▶ _PROBLEM STATEMENT_
Each line below that contains the word "more" must be copied.

▶ _INPUT DATA_

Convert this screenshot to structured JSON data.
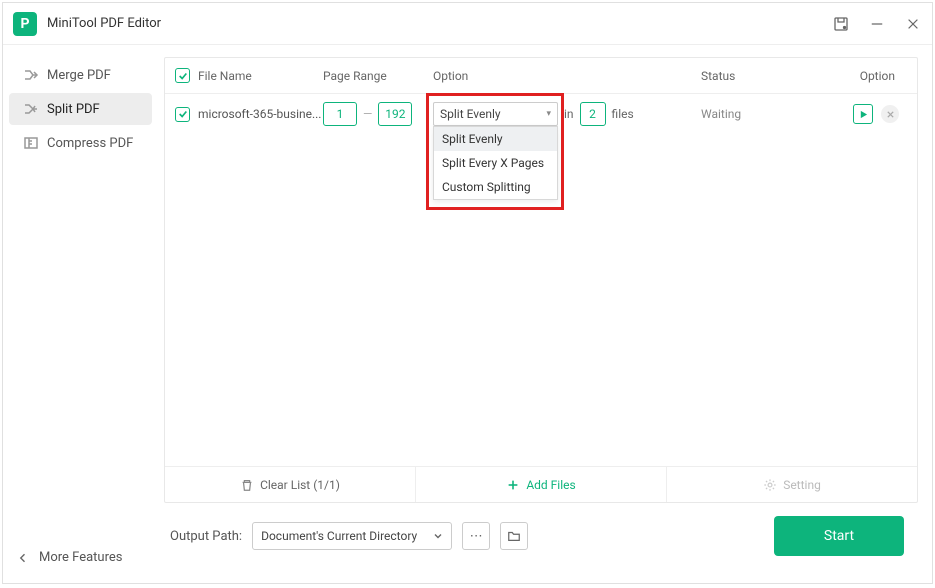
{
  "app": {
    "title": "MiniTool PDF Editor"
  },
  "sidebar": {
    "items": [
      {
        "label": "Merge PDF"
      },
      {
        "label": "Split PDF"
      },
      {
        "label": "Compress PDF"
      }
    ],
    "more": "More Features"
  },
  "table": {
    "headers": {
      "filename": "File Name",
      "range": "Page Range",
      "option": "Option",
      "status": "Status",
      "option2": "Option"
    },
    "row": {
      "filename": "microsoft-365-busine...",
      "range_from": "1",
      "range_to": "192",
      "select_value": "Split Evenly",
      "in_text": "in",
      "count": "2",
      "files_text": "files",
      "status": "Waiting"
    },
    "dropdown": [
      "Split Evenly",
      "Split Every X Pages",
      "Custom Splitting"
    ],
    "footer": {
      "clear": "Clear List (1/1)",
      "add": "Add Files",
      "setting": "Setting"
    }
  },
  "output": {
    "label": "Output Path:",
    "value": "Document's Current Directory"
  },
  "actions": {
    "start": "Start"
  }
}
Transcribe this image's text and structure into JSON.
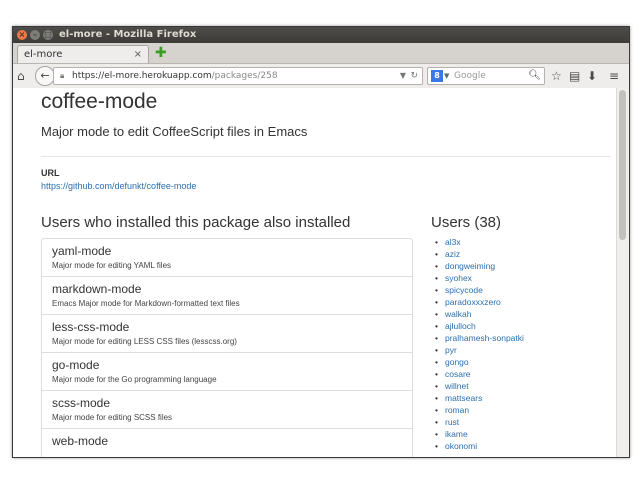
{
  "window": {
    "title": "el-more - Mozilla Firefox",
    "tab_label": "el-more",
    "tab_close": "×",
    "new_tab": "✚"
  },
  "navbar": {
    "url_host": "https://el-more.herokuapp.com",
    "url_path": "/packages/258",
    "search_placeholder": "Google",
    "search_engine_letter": "8"
  },
  "package": {
    "name": "coffee-mode",
    "description": "Major mode to edit CoffeeScript files in Emacs",
    "url_label": "URL",
    "url": "https://github.com/defunkt/coffee-mode"
  },
  "also_installed": {
    "heading": "Users who installed this package also installed",
    "items": [
      {
        "name": "yaml-mode",
        "desc": "Major mode for editing YAML files"
      },
      {
        "name": "markdown-mode",
        "desc": "Emacs Major mode for Markdown-formatted text files"
      },
      {
        "name": "less-css-mode",
        "desc": "Major mode for editing LESS CSS files (lesscss.org)"
      },
      {
        "name": "go-mode",
        "desc": "Major mode for the Go programming language"
      },
      {
        "name": "scss-mode",
        "desc": "Major mode for editing SCSS files"
      },
      {
        "name": "web-mode",
        "desc": ""
      }
    ]
  },
  "users": {
    "heading": "Users (38)",
    "list": [
      "al3x",
      "aziz",
      "dongweiming",
      "syohex",
      "spicycode",
      "paradoxxxzero",
      "walkah",
      "ajlulloch",
      "pralhamesh-sonpatki",
      "pyr",
      "gongo",
      "cosare",
      "willnet",
      "mattsears",
      "roman",
      "rust",
      "ikame",
      "okonomi"
    ]
  }
}
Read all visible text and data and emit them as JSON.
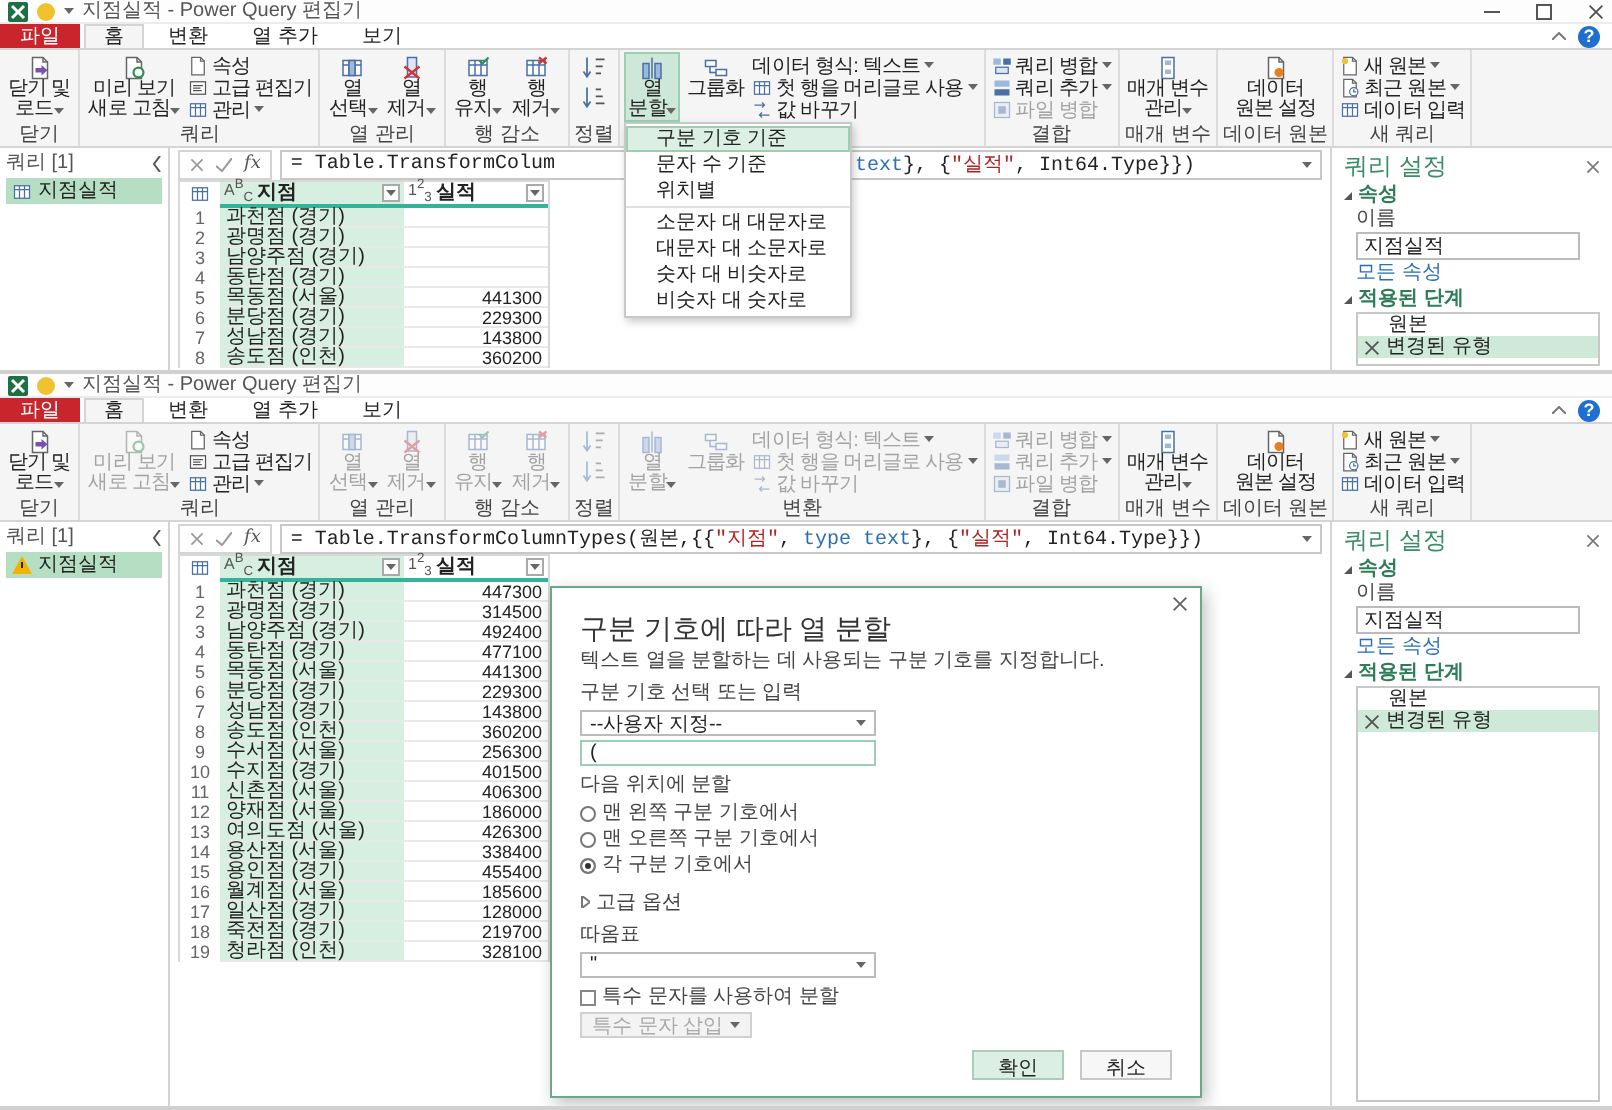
{
  "windows": [
    {
      "title": "지점실적 - Power Query 편집기",
      "window_controls": true,
      "help": "?",
      "tabs": [
        {
          "label": "파일",
          "kind": "file",
          "selected": false
        },
        {
          "label": "홈",
          "kind": "tab",
          "selected": true
        },
        {
          "label": "변환",
          "kind": "tab",
          "selected": false
        },
        {
          "label": "열 추가",
          "kind": "tab",
          "selected": false
        },
        {
          "label": "보기",
          "kind": "tab",
          "selected": false
        }
      ],
      "ribbon": [
        {
          "label": "닫기",
          "items": [
            {
              "kind": "large",
              "lines": [
                "닫기 및",
                "로드"
              ],
              "dropdown": true,
              "disabled": false,
              "pressed": false
            }
          ]
        },
        {
          "label": "쿼리",
          "items": [
            {
              "kind": "large",
              "lines": [
                "미리 보기",
                "새로 고침"
              ],
              "dropdown": true,
              "disabled": false,
              "pressed": false
            },
            {
              "kind": "stack",
              "items": [
                {
                  "label": "속성",
                  "dropdown": false,
                  "disabled": false
                },
                {
                  "label": "고급 편집기",
                  "dropdown": false,
                  "disabled": false
                },
                {
                  "label": "관리",
                  "dropdown": true,
                  "disabled": false
                }
              ]
            }
          ]
        },
        {
          "label": "열 관리",
          "items": [
            {
              "kind": "large",
              "lines": [
                "열",
                "선택"
              ],
              "dropdown": true,
              "disabled": false,
              "pressed": false
            },
            {
              "kind": "large",
              "lines": [
                "열",
                "제거"
              ],
              "dropdown": true,
              "disabled": false,
              "pressed": false
            }
          ]
        },
        {
          "label": "행 감소",
          "items": [
            {
              "kind": "large",
              "lines": [
                "행",
                "유지"
              ],
              "dropdown": true,
              "disabled": false,
              "pressed": false
            },
            {
              "kind": "large",
              "lines": [
                "행",
                "제거"
              ],
              "dropdown": true,
              "disabled": false,
              "pressed": false
            }
          ]
        },
        {
          "label": "정렬",
          "items": [
            {
              "kind": "icons",
              "items": [
                {
                  "disabled": false
                },
                {
                  "disabled": false
                }
              ]
            }
          ]
        },
        {
          "items": [
            {
              "kind": "large",
              "lines": [
                "열",
                "분할"
              ],
              "dropdown": true,
              "disabled": false,
              "pressed": true
            },
            {
              "kind": "large",
              "lines": [
                "그룹화"
              ],
              "dropdown": false,
              "disabled": false,
              "pressed": false
            },
            {
              "kind": "stack",
              "items": [
                {
                  "label": "데이터 형식: 텍스트",
                  "dropdown": true,
                  "disabled": false
                },
                {
                  "label": "첫 행을 머리글로 사용",
                  "dropdown": true,
                  "disabled": false
                },
                {
                  "label": "값 바꾸기",
                  "dropdown": false,
                  "disabled": false
                }
              ]
            }
          ]
        },
        {
          "label": "결합",
          "items": [
            {
              "kind": "stack",
              "items": [
                {
                  "label": "쿼리 병합",
                  "dropdown": true,
                  "disabled": false
                },
                {
                  "label": "쿼리 추가",
                  "dropdown": true,
                  "disabled": false
                },
                {
                  "label": "파일 병합",
                  "dropdown": false,
                  "disabled": true
                }
              ]
            }
          ]
        },
        {
          "label": "매개 변수",
          "items": [
            {
              "kind": "large",
              "lines": [
                "매개 변수",
                "관리"
              ],
              "dropdown": true,
              "disabled": false,
              "pressed": false
            }
          ]
        },
        {
          "label": "데이터 원본",
          "items": [
            {
              "kind": "large",
              "lines": [
                "데이터",
                "원본 설정"
              ],
              "dropdown": false,
              "disabled": false,
              "pressed": false
            }
          ]
        },
        {
          "label": "새 쿼리",
          "items": [
            {
              "kind": "stack",
              "items": [
                {
                  "label": "새 원본",
                  "dropdown": true,
                  "disabled": false
                },
                {
                  "label": "최근 원본",
                  "dropdown": true,
                  "disabled": false
                },
                {
                  "label": "데이터 입력",
                  "dropdown": false,
                  "disabled": false
                }
              ]
            }
          ]
        }
      ],
      "menu": {
        "sections": [
          [
            {
              "label": "구분 기호 기준",
              "selected": true
            },
            {
              "label": "문자 수 기준",
              "selected": false
            },
            {
              "label": "위치별",
              "selected": false
            }
          ],
          [
            {
              "label": "소문자 대 대문자로",
              "selected": false
            },
            {
              "label": "대문자 대 소문자로",
              "selected": false
            },
            {
              "label": "숫자 대 비숫자로",
              "selected": false
            },
            {
              "label": "비숫자 대 숫자로",
              "selected": false
            }
          ]
        ]
      },
      "queries": {
        "title": "쿼리 [1]",
        "items": [
          {
            "label": "지점실적",
            "kind": "table",
            "selected": true
          }
        ]
      },
      "fx": "fx",
      "formula": [
        [
          {
            "kind": "plain",
            "text": "= Table.TransformColum"
          }
        ],
        [
          {
            "kind": "keyword",
            "text": "text"
          },
          {
            "kind": "plain",
            "text": "}, {"
          },
          {
            "kind": "string",
            "text": "\"실적\""
          },
          {
            "kind": "plain",
            "text": ", Int64.Type}})"
          }
        ]
      ],
      "table": {
        "columns": [
          {
            "type_label": "A$^{B}$$_{C}$",
            "name": "지점",
            "selected": true
          },
          {
            "type_label": "1$^{2}$$_{3}$",
            "name": "실적",
            "selected": false
          }
        ],
        "rows": [
          {
            "n": "1",
            "cells": [
              "과천점 (경기)"
            ]
          },
          {
            "n": "2",
            "cells": [
              "광명점 (경기)"
            ]
          },
          {
            "n": "3",
            "cells": [
              "남양주점 (경기)"
            ]
          },
          {
            "n": "4",
            "cells": [
              "동탄점 (경기)"
            ]
          },
          {
            "n": "5",
            "cells": [
              "목동점 (서울)",
              "441300"
            ]
          },
          {
            "n": "6",
            "cells": [
              "분당점 (경기)",
              "229300"
            ]
          },
          {
            "n": "7",
            "cells": [
              "성남점 (경기)",
              "143800"
            ]
          },
          {
            "n": "8",
            "cells": [
              "송도점 (인천)",
              "360200"
            ]
          }
        ]
      },
      "settings": {
        "title": "쿼리 설정",
        "properties": "속성",
        "name_label": "이름",
        "name_value": "지점실적",
        "all_properties": "모든 속성",
        "steps_label": "적용된 단계",
        "steps": [
          {
            "label": "원본",
            "selected": false
          },
          {
            "label": "변경된 유형",
            "selected": true
          }
        ]
      }
    },
    {
      "title": "지점실적 - Power Query 편집기",
      "window_controls": false,
      "help": "?",
      "tabs": [
        {
          "label": "파일",
          "kind": "file",
          "selected": false
        },
        {
          "label": "홈",
          "kind": "tab",
          "selected": true
        },
        {
          "label": "변환",
          "kind": "tab",
          "selected": false
        },
        {
          "label": "열 추가",
          "kind": "tab",
          "selected": false
        },
        {
          "label": "보기",
          "kind": "tab",
          "selected": false
        }
      ],
      "ribbon": [
        {
          "label": "닫기",
          "items": [
            {
              "kind": "large",
              "lines": [
                "닫기 및",
                "로드"
              ],
              "dropdown": true,
              "disabled": false,
              "pressed": false
            }
          ]
        },
        {
          "label": "쿼리",
          "items": [
            {
              "kind": "large",
              "lines": [
                "미리 보기",
                "새로 고침"
              ],
              "dropdown": true,
              "disabled": true,
              "pressed": false
            },
            {
              "kind": "stack",
              "items": [
                {
                  "label": "속성",
                  "dropdown": false,
                  "disabled": false
                },
                {
                  "label": "고급 편집기",
                  "dropdown": false,
                  "disabled": false
                },
                {
                  "label": "관리",
                  "dropdown": true,
                  "disabled": false
                }
              ]
            }
          ]
        },
        {
          "label": "열 관리",
          "items": [
            {
              "kind": "large",
              "lines": [
                "열",
                "선택"
              ],
              "dropdown": true,
              "disabled": true,
              "pressed": false
            },
            {
              "kind": "large",
              "lines": [
                "열",
                "제거"
              ],
              "dropdown": true,
              "disabled": true,
              "pressed": false
            }
          ]
        },
        {
          "label": "행 감소",
          "items": [
            {
              "kind": "large",
              "lines": [
                "행",
                "유지"
              ],
              "dropdown": true,
              "disabled": true,
              "pressed": false
            },
            {
              "kind": "large",
              "lines": [
                "행",
                "제거"
              ],
              "dropdown": true,
              "disabled": true,
              "pressed": false
            }
          ]
        },
        {
          "label": "정렬",
          "items": [
            {
              "kind": "icons",
              "items": [
                {
                  "disabled": true
                },
                {
                  "disabled": true
                }
              ]
            }
          ]
        },
        {
          "label": "변환",
          "items": [
            {
              "kind": "large",
              "lines": [
                "열",
                "분할"
              ],
              "dropdown": true,
              "disabled": true,
              "pressed": false
            },
            {
              "kind": "large",
              "lines": [
                "그룹화"
              ],
              "dropdown": false,
              "disabled": true,
              "pressed": false
            },
            {
              "kind": "stack",
              "items": [
                {
                  "label": "데이터 형식: 텍스트",
                  "dropdown": true,
                  "disabled": true
                },
                {
                  "label": "첫 행을 머리글로 사용",
                  "dropdown": true,
                  "disabled": true
                },
                {
                  "label": "값 바꾸기",
                  "dropdown": false,
                  "disabled": true
                }
              ]
            }
          ]
        },
        {
          "label": "결합",
          "items": [
            {
              "kind": "stack",
              "items": [
                {
                  "label": "쿼리 병합",
                  "dropdown": true,
                  "disabled": true
                },
                {
                  "label": "쿼리 추가",
                  "dropdown": true,
                  "disabled": true
                },
                {
                  "label": "파일 병합",
                  "dropdown": false,
                  "disabled": true
                }
              ]
            }
          ]
        },
        {
          "label": "매개 변수",
          "items": [
            {
              "kind": "large",
              "lines": [
                "매개 변수",
                "관리"
              ],
              "dropdown": true,
              "disabled": false,
              "pressed": false
            }
          ]
        },
        {
          "label": "데이터 원본",
          "items": [
            {
              "kind": "large",
              "lines": [
                "데이터",
                "원본 설정"
              ],
              "dropdown": false,
              "disabled": false,
              "pressed": false
            }
          ]
        },
        {
          "label": "새 쿼리",
          "items": [
            {
              "kind": "stack",
              "items": [
                {
                  "label": "새 원본",
                  "dropdown": true,
                  "disabled": false
                },
                {
                  "label": "최근 원본",
                  "dropdown": true,
                  "disabled": false
                },
                {
                  "label": "데이터 입력",
                  "dropdown": false,
                  "disabled": false
                }
              ]
            }
          ]
        }
      ],
      "queries": {
        "title": "쿼리 [1]",
        "items": [
          {
            "label": "지점실적",
            "kind": "warning",
            "selected": true
          }
        ]
      },
      "fx": "fx",
      "formula": [
        [
          {
            "kind": "plain",
            "text": "= Table.TransformColumnTypes(원본,{{"
          },
          {
            "kind": "string",
            "text": "\"지점\""
          },
          {
            "kind": "plain",
            "text": ", "
          },
          {
            "kind": "keyword",
            "text": "type text"
          },
          {
            "kind": "plain",
            "text": "}, {"
          },
          {
            "kind": "string",
            "text": "\"실적\""
          },
          {
            "kind": "plain",
            "text": ", Int64.Type}})"
          }
        ]
      ],
      "table": {
        "columns": [
          {
            "type_label": "A$^{B}$$_{C}$",
            "name": "지점",
            "selected": true
          },
          {
            "type_label": "1$^{2}$$_{3}$",
            "name": "실적",
            "selected": false
          }
        ],
        "rows": [
          {
            "n": "1",
            "cells": [
              "과천점 (경기)",
              "447300"
            ]
          },
          {
            "n": "2",
            "cells": [
              "광명점 (경기)",
              "314500"
            ]
          },
          {
            "n": "3",
            "cells": [
              "남양주점 (경기)",
              "492400"
            ]
          },
          {
            "n": "4",
            "cells": [
              "동탄점 (경기)",
              "477100"
            ]
          },
          {
            "n": "5",
            "cells": [
              "목동점 (서울)",
              "441300"
            ]
          },
          {
            "n": "6",
            "cells": [
              "분당점 (경기)",
              "229300"
            ]
          },
          {
            "n": "7",
            "cells": [
              "성남점 (경기)",
              "143800"
            ]
          },
          {
            "n": "8",
            "cells": [
              "송도점 (인천)",
              "360200"
            ]
          },
          {
            "n": "9",
            "cells": [
              "수서점 (서울)",
              "256300"
            ]
          },
          {
            "n": "10",
            "cells": [
              "수지점 (경기)",
              "401500"
            ]
          },
          {
            "n": "11",
            "cells": [
              "신촌점 (서울)",
              "406300"
            ]
          },
          {
            "n": "12",
            "cells": [
              "양재점 (서울)",
              "186000"
            ]
          },
          {
            "n": "13",
            "cells": [
              "여의도점 (서울)",
              "426300"
            ]
          },
          {
            "n": "14",
            "cells": [
              "용산점 (서울)",
              "338400"
            ]
          },
          {
            "n": "15",
            "cells": [
              "용인점 (경기)",
              "455400"
            ]
          },
          {
            "n": "16",
            "cells": [
              "월계점 (서울)",
              "185600"
            ]
          },
          {
            "n": "17",
            "cells": [
              "일산점 (경기)",
              "128000"
            ]
          },
          {
            "n": "18",
            "cells": [
              "죽전점 (경기)",
              "219700"
            ]
          },
          {
            "n": "19",
            "cells": [
              "청라점 (인천)",
              "328100"
            ]
          }
        ]
      },
      "settings": {
        "title": "쿼리 설정",
        "properties": "속성",
        "name_label": "이름",
        "name_value": "지점실적",
        "all_properties": "모든 속성",
        "steps_label": "적용된 단계",
        "steps": [
          {
            "label": "원본",
            "selected": false
          },
          {
            "label": "변경된 유형",
            "selected": true
          }
        ]
      },
      "dialog": {
        "title": "구분 기호에 따라 열 분할",
        "description": "텍스트 열을 분할하는 데 사용되는 구분 기호를 지정합니다.",
        "delimiter_label": "구분 기호 선택 또는 입력",
        "delimiter_select": "--사용자 지정--",
        "delimiter_value": "(",
        "split_label": "다음 위치에 분할",
        "split_options": [
          {
            "label": "맨 왼쪽 구분 기호에서",
            "selected": false
          },
          {
            "label": "맨 오른쪽 구분 기호에서",
            "selected": false
          },
          {
            "label": "각 구분 기호에서",
            "selected": true
          }
        ],
        "advanced": {
          "label": "고급 옵션",
          "expanded": false
        },
        "quote_label": "따옴표",
        "quote_value": "\"",
        "special": {
          "label": "특수 문자를 사용하여 분할",
          "checked": false
        },
        "insert": {
          "label": "특수 문자 삽입",
          "disabled": true
        },
        "buttons": [
          {
            "label": "확인",
            "primary": true
          },
          {
            "label": "취소",
            "primary": false
          }
        ]
      }
    }
  ]
}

▶ _OUTPUT FOR THIS EXERCISE_
    "more": "More Features"
    "title": "el-more - Mozilla Firefox",
    "tab_label": "el-more",
    "url_host": "https://el-more.herokuapp.com",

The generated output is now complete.